Year to year, country music as a genre sometimes seems to roll on without paying that much attention to what's going on in the world (with the exception of bro-country singers trying to adopt the latest hip-hop slang). That can feel like a problem in a year when 58 people are killed and 546 are injured by gun violence at a country-music concert – a public-relations issue for a genre that sees many of its stars outright celebrating the NRA. Then again, these days mainstream country stars don't seem to do all that well when they try to pivot quickly to comment on current events – take Keith Urban's muddled-at-best 2017 single "Female", as but one easy example.

Keep reading... Show less

It's ironic that by injecting a shot of cynicism into this glorified soap opera, Johnson provides the most satisfying explanation yet for the significance of The Force.

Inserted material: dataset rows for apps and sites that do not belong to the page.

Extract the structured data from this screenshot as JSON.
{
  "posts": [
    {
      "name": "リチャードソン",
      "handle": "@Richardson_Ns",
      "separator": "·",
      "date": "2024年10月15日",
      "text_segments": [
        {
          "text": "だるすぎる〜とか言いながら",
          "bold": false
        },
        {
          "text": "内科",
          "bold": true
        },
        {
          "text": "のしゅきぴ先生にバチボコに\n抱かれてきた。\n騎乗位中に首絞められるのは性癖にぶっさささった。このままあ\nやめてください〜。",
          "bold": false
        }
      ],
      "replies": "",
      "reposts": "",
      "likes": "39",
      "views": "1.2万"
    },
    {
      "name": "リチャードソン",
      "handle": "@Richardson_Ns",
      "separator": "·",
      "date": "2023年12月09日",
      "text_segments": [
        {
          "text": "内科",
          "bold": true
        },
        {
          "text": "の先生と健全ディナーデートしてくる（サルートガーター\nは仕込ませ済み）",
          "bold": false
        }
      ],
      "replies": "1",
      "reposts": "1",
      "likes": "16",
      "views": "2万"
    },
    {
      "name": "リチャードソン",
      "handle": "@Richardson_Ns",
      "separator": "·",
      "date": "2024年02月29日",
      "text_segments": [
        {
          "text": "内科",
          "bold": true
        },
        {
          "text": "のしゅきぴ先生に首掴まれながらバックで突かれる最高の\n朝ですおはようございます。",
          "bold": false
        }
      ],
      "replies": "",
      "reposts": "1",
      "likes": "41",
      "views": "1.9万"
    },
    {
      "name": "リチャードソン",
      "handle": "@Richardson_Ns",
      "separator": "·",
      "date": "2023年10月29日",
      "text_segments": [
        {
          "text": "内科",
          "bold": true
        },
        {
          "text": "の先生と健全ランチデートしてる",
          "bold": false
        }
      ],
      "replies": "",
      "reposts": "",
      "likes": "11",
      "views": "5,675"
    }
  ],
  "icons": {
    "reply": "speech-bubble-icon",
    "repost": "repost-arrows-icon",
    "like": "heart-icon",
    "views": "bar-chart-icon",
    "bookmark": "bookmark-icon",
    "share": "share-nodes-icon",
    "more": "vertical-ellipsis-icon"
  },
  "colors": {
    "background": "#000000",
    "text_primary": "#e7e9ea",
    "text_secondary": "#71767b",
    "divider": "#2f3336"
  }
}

Despite J.J. Abrams successfully resuscitating the Star Wars franchise with 2015's Star Wars: The Force Awakens, many fans were still left yearning for something new. It was comforting to see old familiar faces from a galaxy far, far away, but casual fans were unlikely to tolerate another greatest hits collection from a franchise already plagued by compositional overlap (to put it kindly).

Keep reading... Show less

Yeah Yeah Yeahs played a few US shows to support the expanded reissue of their debut Fever to Tell.

Although they played a gig last year for an after-party for a Mick Rock doc, the Yeah Yeah Yeahs hadn't played a proper NYC show in four years before their Kings Theatre gig on November 7th, 2017. It was the last of only a handful of gigs, and the only one on the East coast.

Keep reading... Show less
Pop Ten
Mixed Media
PM Picks

© 1999-2017 Popmatters.com. All rights reserved.
Popmatters is wholly independently owned and operated.